Many people insist that Mel Brooks pretty much lost it once the nineties introduced itself. His comedy was somewhat outdated and he’d run out of material. I say thee nay! Sure, Mr. Brooks didn’t deliver any films in the level of “Blazing Saddles” in the nineties, but damn it I think his later efforts were entertaining in their own right. I think “Robin Hood: Men in Tights” is wacky fun, and you know what? I happen to find “Dracula: Dead and Loving It” to be hilarious on more than one occasion.
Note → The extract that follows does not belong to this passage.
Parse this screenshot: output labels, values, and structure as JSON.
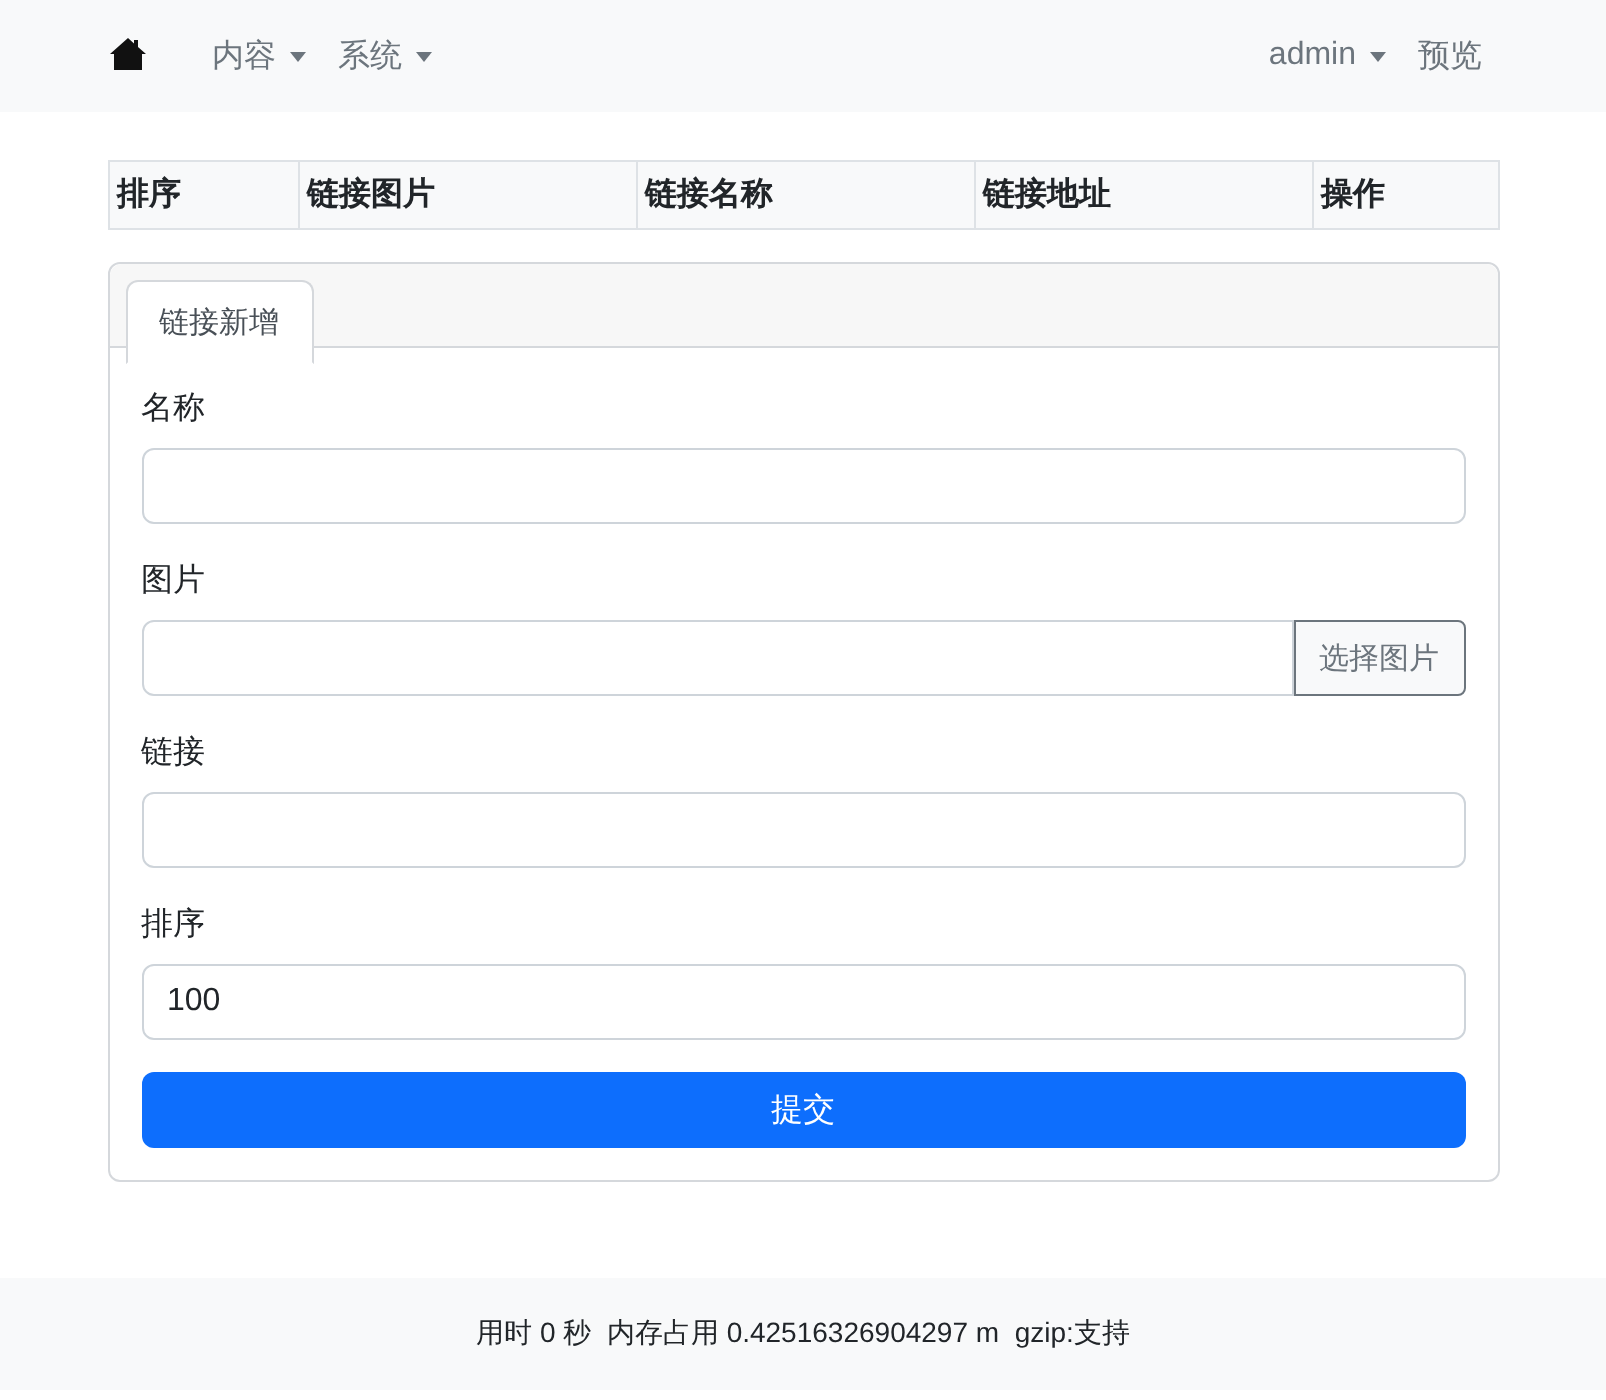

Surely, it’s not perfect, but Mel Brooks still has some magic left in him, and he’s bold enough to tackle Dracula for this go around. This time he adds a new spin on Bram Stoker’s tale with Leslie Nielsen as the ghoulish Count. This time, Brooks focuses more on the origins of Renfield and then and the battle of Jonathan Harker to protect his wife Mina from Dracula’s wrath. While most of the cast are rather hilarious, Peter MacNicol steals the show whenever he’s on-screen. Even from Nielsen. As Renfield he’s all kinds of eccentric and neurotic, responding to the madness onscreen with his trademark high pitched warble and hysterical double takes.
From his response to the vampire bride orgy, to his inept servitude as Dracula’s crony, MacNicol is at the top of his game and derives raucous laughter. Just Dracula’s luck, when he enslaves Renfield, the man ends up proving he’s an absolute moron who barely helps Dracula in his quest to transform Mina in to his bride. There’s also the great performance from Stephen Weber as the quaint Jonathan Harker, and Amy Yasbeck who is laugh out loud funny as Mina. You also have to love Harvey Korman as Mina’s naive doctor father, while Mel Brooks takes on the role of Van Helsing. He and Dracula have a rivalry that borders on obsessive, and Brooks manages to share some genuinely funny moments with Leslie Nielsen.
“Dead and Loving It” is not without its own variety of stand out moments of pure brilliance, as Brooks features a great moment where Van Helsing and Dracula battle to see who gets the last word in an argument, and a moment during an opera where Dracula wipes the memory of a theater usher in an effort to introduce himself to Mina and Jonathan. There’s also the big mix-up as he attempts to hypnotize Mina from her room, and Jonathan’s confrontation with a buxom vampire that results in a ridiculous amount of bloodshed, making him re-think confronting any more of Dracula’s personal minions. Director Mel Brooks goes out on a respectable bang with “Dracula: Dead and Loving It,” a very above par and often funny satire of a horror classic. It’s surely one of the better horror spoofs before the sub-genre died a miserable death in the late nineties.